At a time when millions of households in England and Wales are facing the second year in a row of inflation-busting water price increases, after Ofwat has agreed that average bills should rise between 2005 and 2010 by 18 percent above inflation, it is a bit rich that some water companies should now be enforcing hosepipe bans.
This is especially galling when these self-same companies have consistently failed to meet their target on water leakage, collectively losing about 200 million gallons a day through burst pipes.
Thus it is that there is more than a little hostility to the current attempts to save water, with even the GMB union pitching in, saying the bans could have been avoided if new reservoirs had been built. Only a fraction of the total rainfall was used by the public, the unions says, ranging from seven percent in the South East to just 0.24 per cent in Scotland.
Meanwhile, the gardening industry reacted with adversely to the ban, with Horticultural Trades Association spokesman David Gilchrist declaring that the industry was "angry" that it was being forced to pick up the tab for a hosepipe ban that disproportionately hit gardeners.
But while the water companies are taking the flak, the one organisation which is most responsible for the spiralling costs of water, and the distortion investment of priorities away from the supply of water and dealing with leakage, seems to be escaping Scot-free.
That organisation is, of course, the European Union, which has imposed costs of billions on the water industry, demanding often unrealistic and arbitrary standards of purity for drinking water and sewage effluent.
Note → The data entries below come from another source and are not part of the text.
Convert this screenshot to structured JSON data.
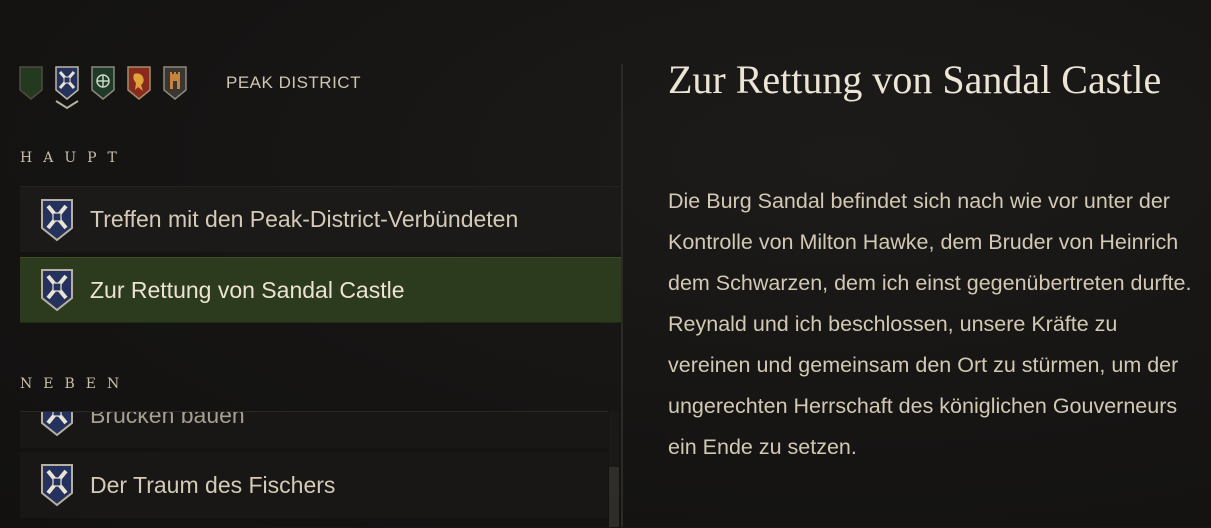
{
  "region_bar": {
    "tabs": [
      {
        "name": "green-banner",
        "active": false
      },
      {
        "name": "blue-cross-crest",
        "active": true
      },
      {
        "name": "green-knot-crest",
        "active": false
      },
      {
        "name": "red-lion-crest",
        "active": false
      },
      {
        "name": "grey-tower-crest",
        "active": false
      }
    ],
    "region_name": "PEAK DISTRICT"
  },
  "quest_log": {
    "main_header": "HAUPT",
    "side_header": "NEBEN",
    "main_quests": [
      {
        "label": "Treffen mit den Peak-District-Verbündeten",
        "icon": "blue-cross-crest-icon",
        "selected": false
      },
      {
        "label": "Zur Rettung von Sandal Castle",
        "icon": "blue-cross-crest-icon",
        "selected": true
      }
    ],
    "side_quests": [
      {
        "label": "Brücken bauen",
        "icon": "blue-cross-crest-icon"
      },
      {
        "label": "Der Traum des Fischers",
        "icon": "blue-cross-crest-icon"
      }
    ]
  },
  "detail": {
    "title": "Zur Rettung von Sandal Castle",
    "body": "Die Burg Sandal befindet sich nach wie vor unter der Kontrolle von Milton Hawke, dem Bruder von Heinrich dem Schwarzen, dem ich einst gegenübertreten durfte. Reynald und ich beschlossen, unsere Kräfte zu vereinen und gemeinsam den Ort zu stürmen, um der ungerechten Herrschaft des königlichen Gouverneurs ein Ende zu setzen."
  },
  "colors": {
    "background": "#151413",
    "selected_row": "#2c3a1d",
    "text": "#d4cab7",
    "crest_blue": "#26325e"
  }
}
And, not content with that, the latest Water Framework Directive is set to cost a further £16 billion, all of which has to be met from customer charges.
With water pricing being such a sensitive political issue, it is unsurprising that the water companies have sought to cut back on investment in new mains and new reservoirs, but it is about time that the blame for the current situation was put fairly and squarely where it belongs.